In Christopher Nolan's film, “Memento,” Guy Pearce plays Leonard Shelby, a man who has anterograde amnesia. He can't remember anything for more than a few moments at a time, so he records everything with polaroid pictures and tattoos to retrace his steps. He's looking for a second attacker, who he believes killed his wife and and bludgeoned him to the point of his amnesic condition.

The big reveal, however, is after he kills one of the men who had been helping/using him. What we find out is that days before, this man who had been helping him shared information that exposed he had been using him. Knowing that he would forget this in a matter of moments, he wrote on the back of a polaroid not to trust this man, and tattooed this man's license plate number on himself, leading him to believe that this man was indeed the second attacker. He told himself a story that wasn't true, only to follow it so much that he would believe it as fact and act on it. It resulted in murder.

Stories are really helpful. They help us understand how we interpret life. They entertain us. We long for hopeful, happy endings, and we long to be affirmed and loved. Sadly, many of us have encountered huge bumps on the way to encountering our happy endings. Many of us, in fact, have been mistreated, abandoned, or wronged. The stain on the story can affect us dramatically, and for good reason: it wasn't supposed to be that way.

In Genesis 3, we see the beautiful story of mankind enjoying God in eternal bliss interrupted due to choosing a deceitful serpent's words over the trusting words of God. Beauty became chaos in an instant. And from that moment on, as sin and shame invade our life stories, we tell ourselves stories that are often more lethal and destructive than the bumps and bruises that we've encountered in our own personal stories.

None of us would say we are like Leonard. For one, we don't struggle with amnesia. And certainly, we would never murder someone because we believed a lie about them, right?

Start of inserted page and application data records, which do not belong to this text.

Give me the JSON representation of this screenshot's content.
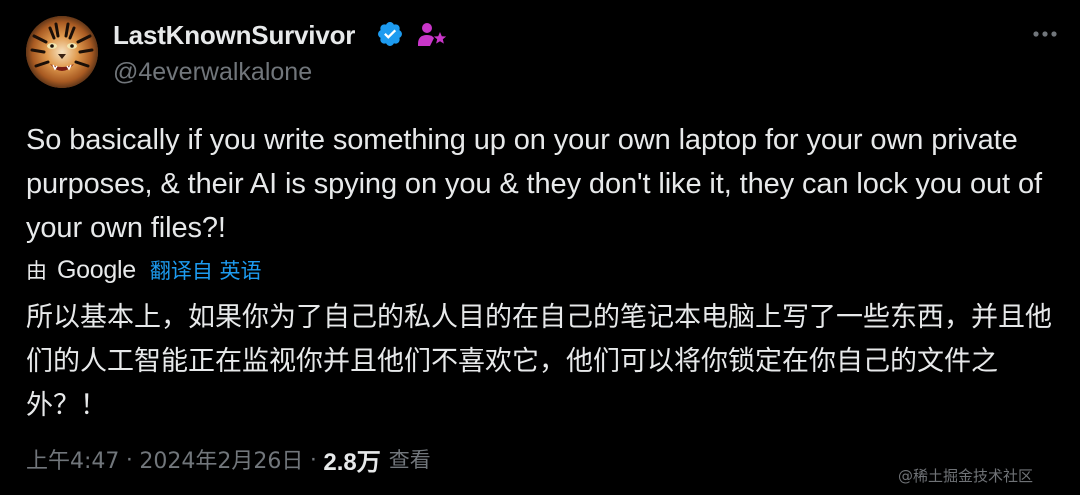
{
  "author": {
    "display_name": "LastKnownSurvivor",
    "handle": "@4everwalkalone",
    "avatar_icon": "tiger-avatar",
    "verified_icon": "verified-badge-icon",
    "affiliate_icon": "affiliate-badge-icon"
  },
  "menu": {
    "more_icon": "more-options-icon"
  },
  "tweet": {
    "text_en": "So basically if you write something up on your own laptop for your own private purposes, & their AI is spying on you & they don't like it, they can lock you out of your own files?!",
    "text_zh": "所以基本上，如果你为了自己的私人目的在自己的笔记本电脑上写了一些东西，并且他们的人工智能正在监视你并且他们不喜欢它，他们可以将你锁定在你自己的文件之外？！"
  },
  "translation": {
    "by_label": "由",
    "provider": "Google",
    "link_label": "翻译自 英语"
  },
  "meta": {
    "time": "上午4:47",
    "separator": "·",
    "date": "2024年2月26日",
    "views_count": "2.8万",
    "views_label": "查看"
  },
  "watermark": "@稀土掘金技术社区",
  "colors": {
    "background": "#000000",
    "text_primary": "#e7e9ea",
    "text_secondary": "#71767b",
    "link": "#1d9bf0",
    "verified": "#1d9bf0",
    "affiliate": "#c936c9"
  }
}
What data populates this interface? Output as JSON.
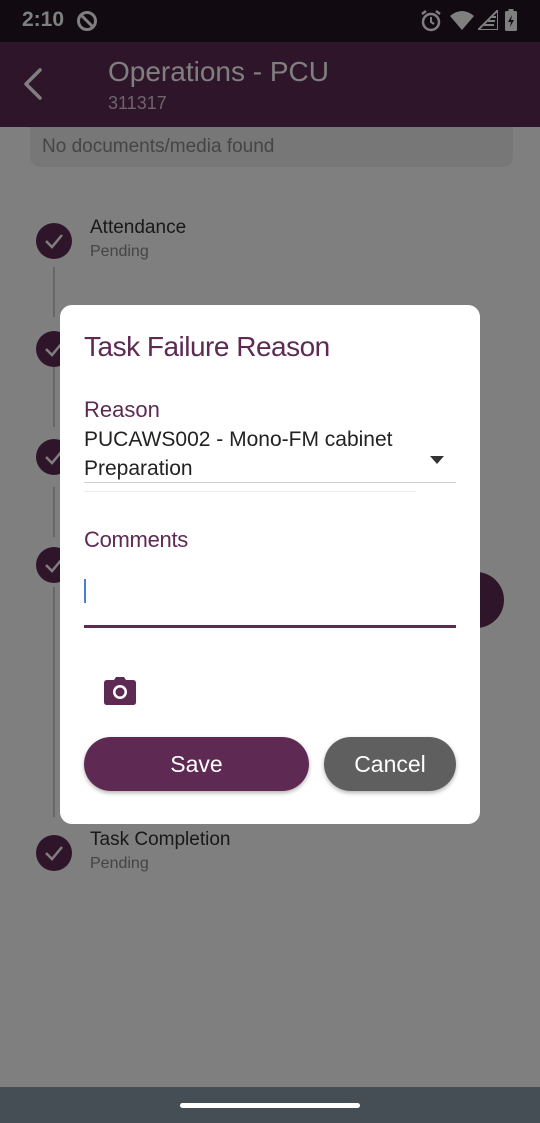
{
  "status_bar": {
    "time": "2:10",
    "icons": [
      "do-not-disturb-icon",
      "alarm-icon",
      "wifi-icon",
      "signal-icon",
      "battery-icon"
    ]
  },
  "app_bar": {
    "title": "Operations - PCU",
    "subtitle": "311317"
  },
  "background": {
    "no_documents": "No documents/media found",
    "steps": [
      {
        "label": "Attendance",
        "status": "Pending"
      },
      {
        "label": "Task Completion",
        "status": "Pending"
      }
    ]
  },
  "dialog": {
    "title": "Task Failure Reason",
    "reason_label": "Reason",
    "reason_value": "PUCAWS002 - Mono-FM cabinet Preparation",
    "comments_label": "Comments",
    "comments_value": "",
    "save_label": "Save",
    "cancel_label": "Cancel"
  },
  "colors": {
    "brand": "#5e2a54",
    "cancel": "#5f5f5f",
    "scrim": "rgba(0,0,0,0.5)"
  }
}
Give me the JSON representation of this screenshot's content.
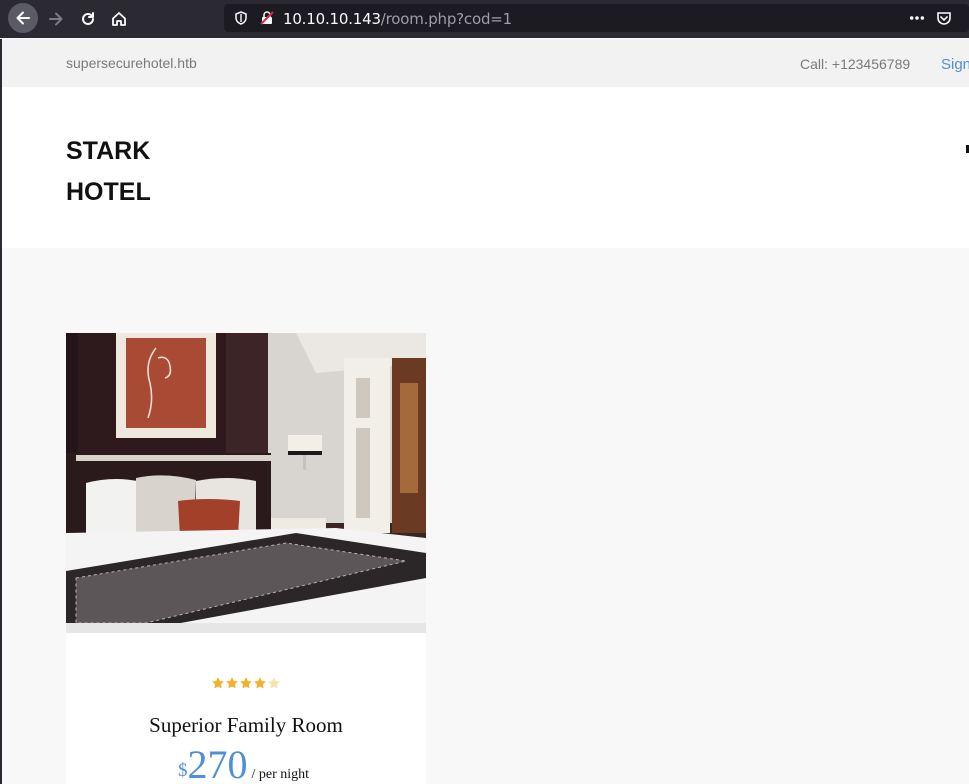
{
  "browser": {
    "url_host": "10.10.10.143",
    "url_path": "/room.php?cod=1"
  },
  "topbar": {
    "domain": "supersecurehotel.htb",
    "phone": "Call: +123456789",
    "signin": "Sign"
  },
  "header": {
    "logo_line1": "STARK",
    "logo_line2": "HOTEL"
  },
  "room": {
    "rating": 4,
    "rating_max": 5,
    "title": "Superior Family Room",
    "currency": "$",
    "price": "270",
    "per": "/ per night"
  },
  "colors": {
    "accent": "#4e8fd8",
    "star": "#f5b023",
    "star_empty": "#f8e1b0"
  }
}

Yet, how often do we forget sin, brokenness, and God's sovereignty when we are wounded? How often, when we are busted and bruised, do we seek to destroy with our words? As hurting people, we can let our the stories we believe lead us down a destructive path. Much like Leonard of Memento, our hurt and confusion can lead us to devastating results, all because we reinforced over and over in our minds a story that is untrue.

How do we guard against this?

We remember God's Role: Frequently, God puts us in situations that we wouldn't put ourselves in. He sends Joseph to prison. He allows Satan to take everything away from Job. He sends Israel to exile. He directs Jonah to Ninevah. He places the disciples in the midst of a horrific storm. In all of it, He is seeking to bring about obedience, trust, and sanctification. No thing that happens to us is due to God turning His back, rather He is patiently trying to point our gaze back to Him. He cares far more about our heart than our circumstances.

We speak God's Word: Psalm 73 is a great lesson in this. As the psalmist pours His heart out about how he doesn't understand why the wicked have everything and he has nothing, He draws near to God. He spends time with God. “You guide me with your counsel, and afterward you will receive me to glory.” (v. 24) He listens to God's Word, and He speaks it to Himself.

We trust God's Greater Story: In the midst of the stories we tell ourselves, we must tell ourselves a better one. We deserve hell. We deserve wrath. We deserve abject alienation. We hated God. We disowned Him. And God's response is to come Himself and take on that punishment, so that He might reconcile us to Himself. The cross is the most pertinent image of this story, because if the cross is true, and we trust in Jesus' saving power, there is no sin, no action, no thought that can cause God to punish us. He can discipline and allow consequences, He can place us in difficult circumstances and hardships, but they never communicate God's wrath. Rather, they are meant to point us to God's love and mercy, that we might draw nearer to Him. Believe God's Greater Story of the Gospel.